It’s like the old rhyme about going on a bear hunt, except you can go under it. Or around it. Or over it. You’re not forced to always stay on the same tracks and always go through it.

You’re not a train.

The tracks are there, and well-known, and comfortable, but if they’re not meeting your needs right now … leave them. Seek out the path that’ll get you where you need to be, because sometimes plowing through the trees gets you there faster than continuing to inch painfully along the tracks.

(With apologies to my brother, who might actually be a train. He works at the Strasburg Railroad, and that’s him in the front.

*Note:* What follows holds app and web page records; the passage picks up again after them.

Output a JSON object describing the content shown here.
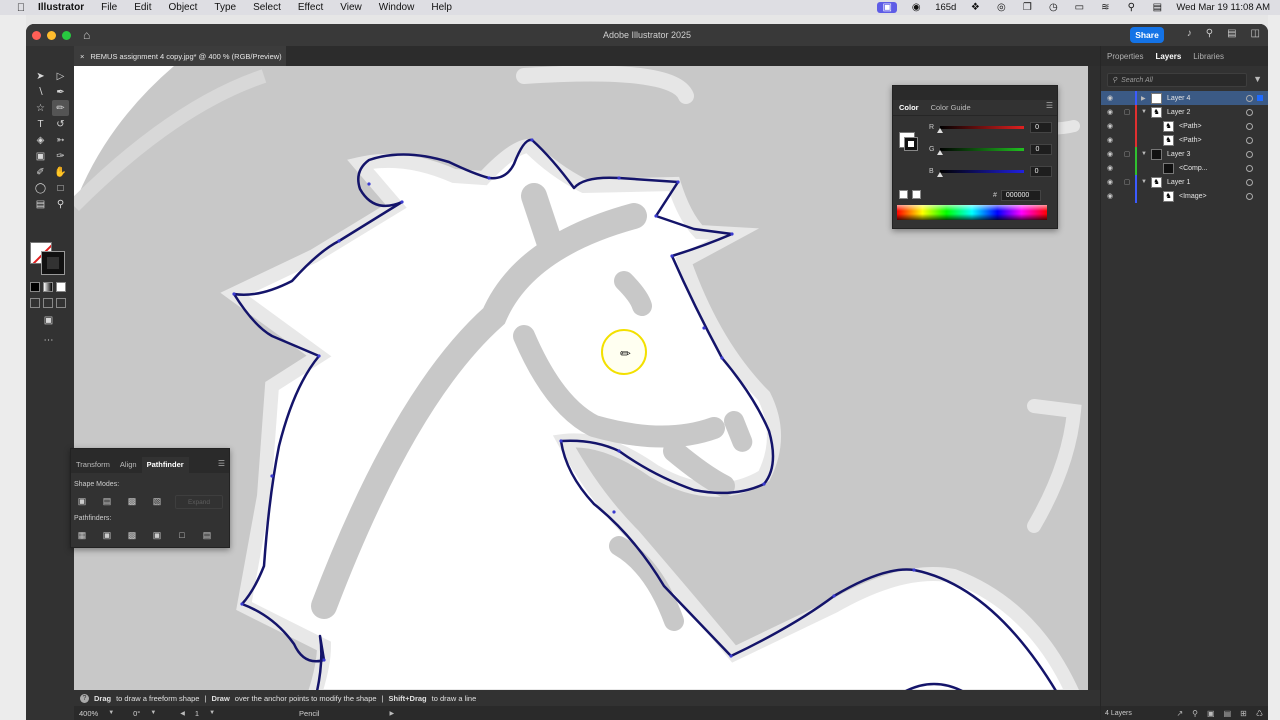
{
  "menubar": {
    "app_name": "Illustrator",
    "items": [
      "File",
      "Edit",
      "Object",
      "Type",
      "Select",
      "Effect",
      "View",
      "Window",
      "Help"
    ],
    "status_count": "165d",
    "datetime": "Wed Mar 19  11:08 AM"
  },
  "window": {
    "title": "Adobe Illustrator 2025",
    "share_label": "Share",
    "doc_tab": "REMUS assignment 4 copy.jpg* @ 400 % (RGB/Preview)"
  },
  "hint": {
    "part1_bold": "Drag",
    "part1": "to draw a freeform shape",
    "part2_bold": "Draw",
    "part2": "over the anchor points to modify the shape",
    "part3_bold": "Shift+Drag",
    "part3": "to draw a line"
  },
  "status": {
    "zoom": "400%",
    "rotation": "0°",
    "artboard": "1",
    "tool": "Pencil"
  },
  "color_panel": {
    "tabs": [
      "Color",
      "Color Guide"
    ],
    "r_label": "R",
    "r_value": "0",
    "g_label": "G",
    "g_value": "0",
    "b_label": "B",
    "b_value": "0",
    "hex_symbol": "#",
    "hex_value": "000000",
    "colors": {
      "red": "#e02020",
      "green": "#20c020",
      "blue": "#2020e0"
    }
  },
  "pathfinder_panel": {
    "tabs": [
      "Transform",
      "Align",
      "Pathfinder"
    ],
    "shape_modes_label": "Shape Modes:",
    "expand_label": "Expand",
    "pathfinders_label": "Pathfinders:"
  },
  "right_panel": {
    "tabs": [
      "Properties",
      "Layers",
      "Libraries"
    ],
    "search_placeholder": "Search All",
    "layers": [
      {
        "name": "Layer 4",
        "color": "#3b5bff"
      },
      {
        "name": "Layer 2",
        "color": "#e03030"
      },
      {
        "name": "<Path>",
        "color": "#e03030"
      },
      {
        "name": "<Path>",
        "color": "#e03030"
      },
      {
        "name": "Layer 3",
        "color": "#30c030"
      },
      {
        "name": "<Comp...",
        "color": "#30c030"
      },
      {
        "name": "Layer 1",
        "color": "#3b5bff"
      },
      {
        "name": "<Image>",
        "color": "#3b5bff"
      }
    ],
    "footer_count": "4 Layers"
  },
  "canvas": {
    "outline_color": "#14146a",
    "background_color": "#c8c8c8",
    "cursor_highlight": "#f3e000"
  }
}
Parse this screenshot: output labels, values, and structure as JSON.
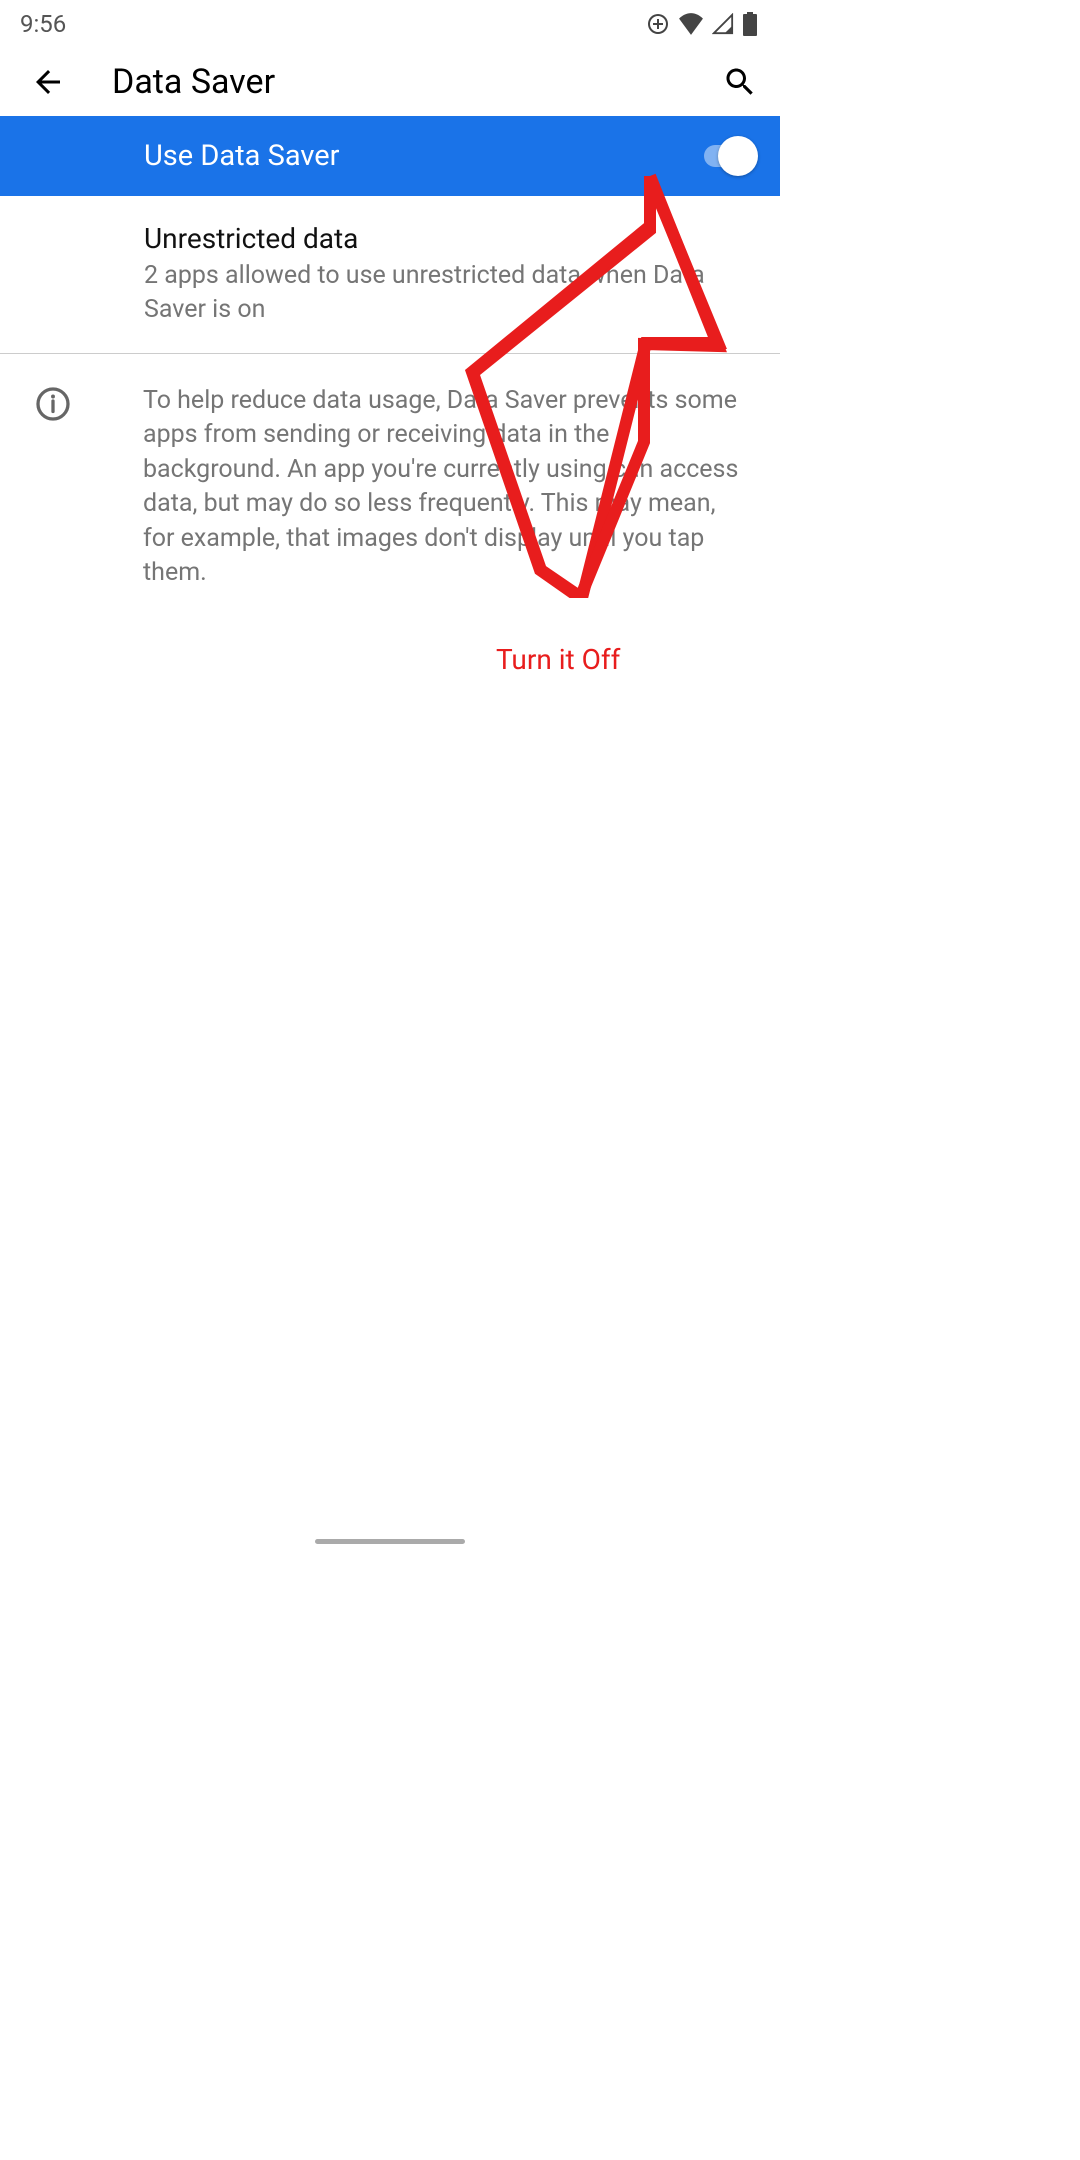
{
  "status_bar": {
    "time": "9:56"
  },
  "app_bar": {
    "title": "Data Saver"
  },
  "toggle": {
    "label": "Use Data Saver"
  },
  "unrestricted": {
    "title": "Unrestricted data",
    "subtitle": "2 apps allowed to use unrestricted data when Data Saver is on"
  },
  "info": {
    "text": "To help reduce data usage, Data Saver prevents some apps from sending or receiving data in the background. An app you're currently using can access data, but may do so less frequently. This may mean, for example, that images don't display until you tap them."
  },
  "annotation": {
    "label": "Turn it Off"
  }
}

He’s even written a book about trains and how to make your own.)

Blinders on

There are a lot of times I point out how useful it is to put on your metaphorical blinders when you’re working on a project – or especially when you’re working on multiple projects. Having a clear focus helps keep you from getting sidetracked, especially if today you’re supposed to be working on Manuscript 2, so stop thinking about 1. But, sometimes … the blinders work against you.

Lately I’ve been working toward the tail end of a couple projects. Proofreading, final manuscript preparations, that kind of thing. Generally surface-level stuff and final checks before sending something off. I’ve just finished the current step on a couple of these, and I was telling a friend that I don’t know what I’m going to do with the rest of my week, since I know I’m getting comments back from someone next week.

He told me he’s spending his week reading.

… oh. Right.

I’ve been so focused on these particular steps for these particular projects that I’ve been ignoring the stack of books to the left of my desk in my “read these next” pile. Not to mention a whole bunch of other books lined up behind them.

I have to admit, though, that this isn’t new. Once I get to the end of my to-do list, even two items at a time, there’s generally a moment of stunned silence and a feeling of “Uh … so what now?” I’ve been so focused on getting this one thing done – thank you, blinders – that, once I’ve checked it all off, I have to blink a few times before I can back up and take a look at the forest again.

So: this week, I’ll be reading. Also known as “putting words back in my brain.” Making notes in the margins and highlighting all sorts of things and writing down any new ideas and connections that occur. (But not messing with anything I’ve already handed off – nope: once you put something out there for someone else to look over, don’t even look at it again. Because you can’t go changing it now, anyway.)

Writing blinders, off. Reading blinders, on.